C-U-T, 2021. Courtesy: the artists; photograph: Therese Öhrvall.

C-U-T Asks What It Means To Be a Swedish K-pop Band.

By Thea Ballard in Frieze Magazine.

The group of art students – assembled by Ming Wong – negotiates the boundary between engagement and appropriation. For this year’s Seoul Mediacity Biennale, Singaporean artist Ming Wong has assembled a group of Swedish art students from the Royal Institute of Art in Stockholm, serving as the manager for their K-pop-inspired boy band, C-U-T. In a pointed departure from art bands of yore, C-U-T seeks to perform the kind of aesthetic worldbuilding that cultivates, if not exactly the international appeal of K-pop, then something joyous that opens out to a plurality of audiences.

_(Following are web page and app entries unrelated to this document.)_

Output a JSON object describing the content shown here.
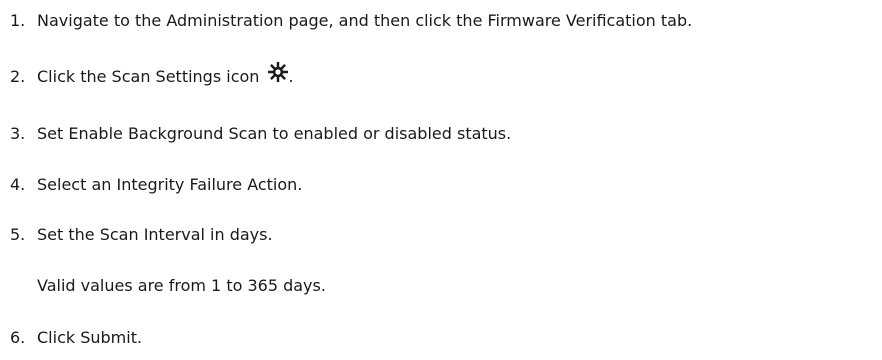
{
  "steps": [
    {
      "number": "1.",
      "text": "Navigate to the Administration page, and then click the  Firmware Verification tab."
    },
    {
      "number": "2.",
      "text": "Click the Scan Settings icon",
      "icon": "gear-icon",
      "suffix": "."
    },
    {
      "number": "3.",
      "text": "Set Enable Background Scan to enabled or disabled status."
    },
    {
      "number": "4.",
      "text": "Select an Integrity Failure Action."
    },
    {
      "number": "5.",
      "text": "Set the Scan Interval in days."
    },
    {
      "number": "6.",
      "text": "Click Submit."
    }
  ],
  "step5_note": "Valid values are from 1 to 365 days."
}
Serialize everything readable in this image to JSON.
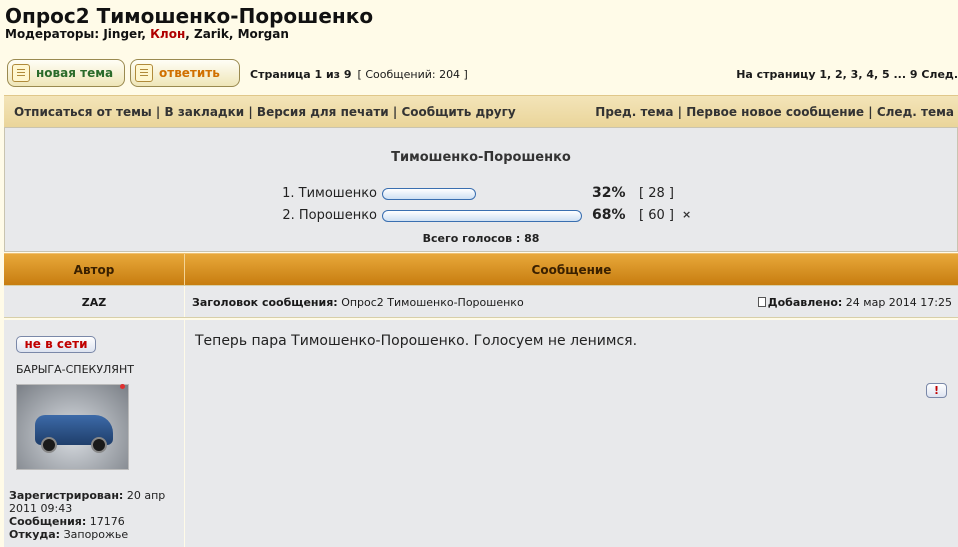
{
  "topic": {
    "title": "Опрос2 Тимошенко-Порошенко"
  },
  "moderators": {
    "label": "Модераторы:",
    "names": [
      "Jinger",
      "Клон",
      "Zarik",
      "Morgan"
    ]
  },
  "buttons": {
    "new_topic": "новая тема",
    "reply": "ответить",
    "new_topic_icon": "document-icon",
    "reply_icon": "document-icon"
  },
  "pagination": {
    "page_label": "Страница 1 из 9",
    "posts_count": "[ Сообщений: 204 ]",
    "goto_label": "На страницу",
    "pages": "1, 2, 3, 4, 5 ... 9",
    "next": "След."
  },
  "nav": {
    "left": [
      "Отписаться от темы",
      "В закладки",
      "Версия для печати",
      "Сообщить другу"
    ],
    "right": [
      "Пред. тема",
      "Первое новое сообщение",
      "След. тема"
    ]
  },
  "poll": {
    "title": "Тимошенко-Порошенко",
    "options": [
      {
        "label": "1. Тимошенко",
        "percent_text": "32%",
        "percent": 32,
        "votes_text": "[ 28 ]"
      },
      {
        "label": "2. Порошенко",
        "percent_text": "68%",
        "percent": 68,
        "votes_text": "[ 60 ]"
      }
    ],
    "voted_mark": "×",
    "total": "Всего голосов : 88"
  },
  "table": {
    "author_header": "Автор",
    "message_header": "Сообщение"
  },
  "post": {
    "author": "ZAZ",
    "subject_label": "Заголовок сообщения:",
    "subject": "Опрос2 Тимошенко-Порошенко",
    "date_label": "Добавлено:",
    "date": "24 мар 2014 17:25",
    "status": "не в сети",
    "rank": "БАРЫГА-СПЕКУЛЯНТ",
    "registered_label": "Зарегистрирован:",
    "registered": "20 апр 2011 09:43",
    "posts_label": "Сообщения:",
    "posts": "17176",
    "from_label": "Откуда:",
    "from": "Запорожье",
    "text": "Теперь пара Тимошенко-Порошенко. Голосуем не ленимся.",
    "report": "!",
    "colors": {
      "status_text": "#c00000",
      "moderator_highlight": "#b00000"
    }
  }
}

K-pop describes a hyper-produced and hyper-polished sound from Korea informed by a global range of genres (bubblegum pop, rap, EDM), as well as a style of synchronized group performance designed to be imitable by its fans. It also refers to a powerful and rigid star-making system, in which management companies invest in future idols by assembling groups and overseeing their training. Massively popular acts like BTS and Blackpink have, in part by releasing English-language singles, ushered in K-pop’s global reign, with hit videos streamed billions of times. …

Read the full article in Frieze.